“Business as usual approaches won’t work,” said Deputy Secretary-General Amina Mohammed at the 2018 ECOSOC [Economic and Social Council] Partnership Forum, an annual event promoting inclusive societies, including through innovative business models and mobilizing big data for public good.
“We need action – and bold action – to build an inclusive, resilient and sustainable future that leaves no one behind,” she continued.
Ms. Mohammed shared a snapshot of today’s world, pointing out that more than eight per cent of the population lives in poverty; 192 million are unemployed; and young people are three times more likely to be jobless.
“Their voices in many places are stifled and leading to a greater sense of disenfranchisement and disillusionment,” she underscored.
Calling the private sector “an indispensable partner,” Ms. Mohammed stressed the need to work together “to reduce inequalities, end discrimination, empower people and promote the social, economic and political inclusion of all.”
Partnering with the private sector is essential to pursue common goals and to align their business models with the 2030 Agenda.
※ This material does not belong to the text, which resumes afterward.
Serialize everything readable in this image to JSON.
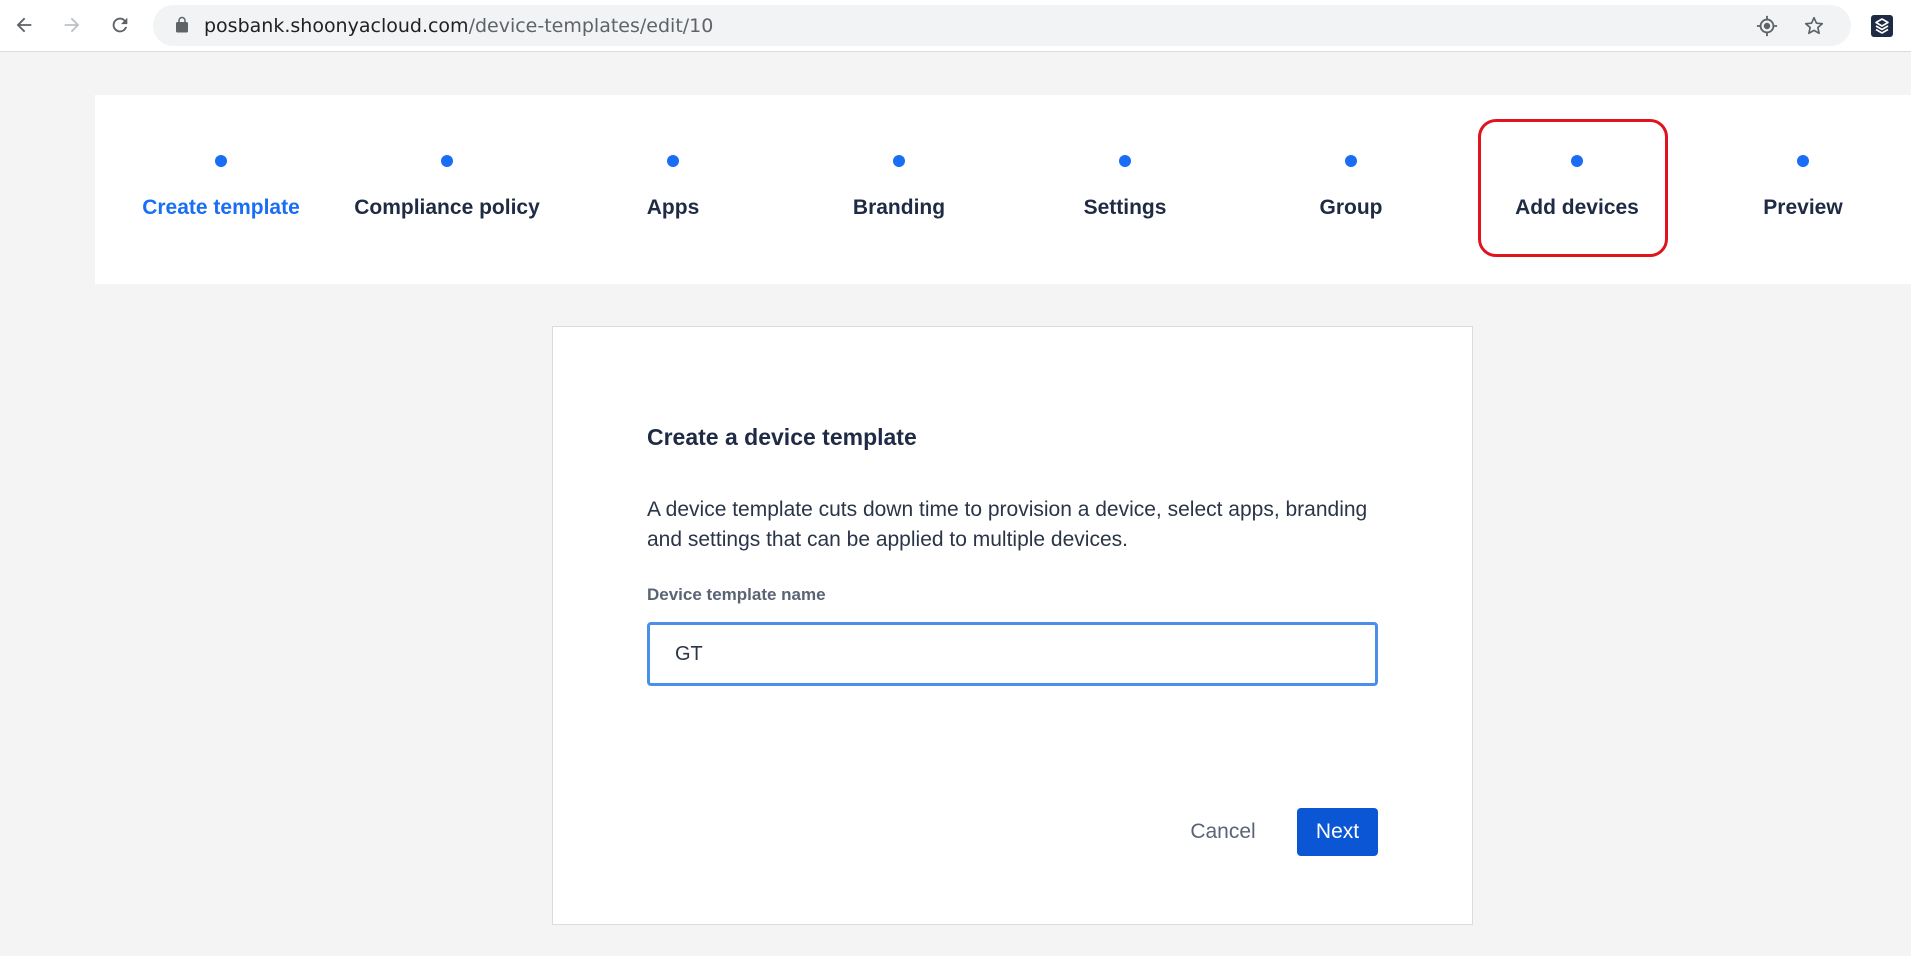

“Sustainable business makes business sense,” she continued. “Better engagement with the private sector requires an enabling policy environment and dialogue mechanisms that encourage firms to do business in a way that works for global good, and for the bottom line.”
She said that both the Organization and the private sector need to step up efforts and scale up partnerships to generate results that would “reach the furthest communities and villages.”
“Our ambition is nothing less than ensuring that all human beings can fulfil their potential in dignity and equality and in a healthy environment,” she underscored.
A win-win partnership
Opening the annual forum, Marie Chatardová, ECOSOC President, pointed out that inclusive development models and combatting inequality was critical to achieving the SDGs, which aim to wipe out poverty and boost equality by putting the world on a more sustainable economic, social and environmental path by 2030.
“It also requires building the resilience of societies, communities and people to cope with shocks – be it natural disasters, economic shocks, conflicts or others,” she said. “To do so, we must reach out to ‘those furthest behind first,’ including women, youth, indigenous peoples and persons living with disabilities.”
Citing research by the Business and Sustainable Development Commission, she argued that sustainable business models could unlock economic opportunities “worth up to $12 trillion and increase employment by up to 380 million jobs by 2030.”
“The study also shows the majority of companies are already aware that investing in sustainable development goals is a ‘win-win partnership,’” she stressed.
Ms. Chatardová said the private sector can contribute to more inclusive value chains, diversity policies – including marginalized groups in decision-making processes.
“I would also like to take the opportunity to challenge the business leaders present here today to consider making bold commitments to act and invest towards co-designing a more inclusive future for all,” she concluded.
This forum will contribute important elements to a special ECOSOC meeting York in May, which will inform discussions at the High-level Political Forum on Sustainable Development in July 2018.